Written by: Adam Rubin
Illustrated by: Daniel Salmieri
Age Range: 4 and up
Publisher: Dial Books
“Dragons Love Tacos” begins with a young boy telling the reader that dragons love tacos. Dragons also love parties. More than anything, dragons love taco parties! However, dragons really don’t like spicy salsa.
The young boy hosts a taco party and invites all the dragons he knows. To be on the safe side, he buries all the hot salsa he owns in the backyard (or so he thinks). The mild salsa turns out to be spicy, which makes the dragons and accidentally burn down the boy’s house.
The dragons help the boy rebuild his house, who just happens to have more tacos. Why? “Maybe they’re good samaritans. Maybe they feel bad for wrecking it. Maybe they’re just in it for the taco breaks. After all, dragons love tacos.”
So, why do dragons love tacos? We never actually find out, but it’s probably because tacos are awesome.
The story is funny. It makes me laugh. The premise is simple and completely ridiculous, but for this story it totally works.
The illustrations are fun and bright. All kinds of dragons are shown, and their love for tacos unquestionably strong. The illustration style worked well for the story being told. Fun, a little silly, and vivid.
The book poses questions, and though some of them are not completely answered, it created opportunities for the kids to use the illustrations to help them understand the answer. For many of the questions about why dragons like certain things, the book offers multiple possible solutions. I liked this as more often than not there’s more than one reason someone might like something.

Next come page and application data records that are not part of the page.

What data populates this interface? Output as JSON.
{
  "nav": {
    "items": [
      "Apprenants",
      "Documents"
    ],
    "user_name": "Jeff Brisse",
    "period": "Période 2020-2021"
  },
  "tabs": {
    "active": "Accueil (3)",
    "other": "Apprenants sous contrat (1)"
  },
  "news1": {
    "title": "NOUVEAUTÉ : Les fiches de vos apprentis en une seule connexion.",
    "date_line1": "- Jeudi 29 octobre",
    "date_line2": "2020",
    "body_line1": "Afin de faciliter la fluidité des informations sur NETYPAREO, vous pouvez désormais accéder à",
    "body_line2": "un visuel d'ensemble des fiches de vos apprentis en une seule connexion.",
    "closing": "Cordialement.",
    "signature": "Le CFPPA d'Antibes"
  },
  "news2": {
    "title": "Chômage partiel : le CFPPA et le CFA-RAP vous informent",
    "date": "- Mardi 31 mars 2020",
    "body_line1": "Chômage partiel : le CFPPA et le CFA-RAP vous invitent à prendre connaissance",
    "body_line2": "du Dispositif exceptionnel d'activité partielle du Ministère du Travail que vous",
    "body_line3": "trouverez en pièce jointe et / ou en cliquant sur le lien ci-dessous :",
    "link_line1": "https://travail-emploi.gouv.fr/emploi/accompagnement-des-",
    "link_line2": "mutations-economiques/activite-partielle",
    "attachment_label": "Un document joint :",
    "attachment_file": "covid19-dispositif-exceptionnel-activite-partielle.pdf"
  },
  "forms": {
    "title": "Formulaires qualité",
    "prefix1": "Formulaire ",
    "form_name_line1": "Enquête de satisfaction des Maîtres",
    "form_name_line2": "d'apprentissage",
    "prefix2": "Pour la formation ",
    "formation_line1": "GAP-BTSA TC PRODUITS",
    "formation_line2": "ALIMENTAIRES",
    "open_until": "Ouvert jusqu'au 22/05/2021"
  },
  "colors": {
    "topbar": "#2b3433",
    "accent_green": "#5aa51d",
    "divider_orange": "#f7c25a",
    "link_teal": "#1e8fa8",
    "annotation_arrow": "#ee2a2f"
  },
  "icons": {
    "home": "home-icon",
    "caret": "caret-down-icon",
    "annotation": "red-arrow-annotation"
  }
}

I really liked the fact that my kids and I both seemed to enjoy the book equally. We were all excited to read the book and we all loved how it ended.
I didn’t enjoy it when the word “hate” was used to describe the dragons’ dislike for hot salsa. I think there are better ways to describe not enjoying something. Hate is a strong word. This may not bother everyone but I found it unnecessary.
Here’s the metric I use: When you’re a parent and your child asks to read this book 3 or more days in a row, how likely are you to want to jump head first through a wall?
Re-read value is high for me. I really don’t mind reading this book multiple days in a row. The book has a good cadence to it. It’s a little ridiculous and a whole lot of fun.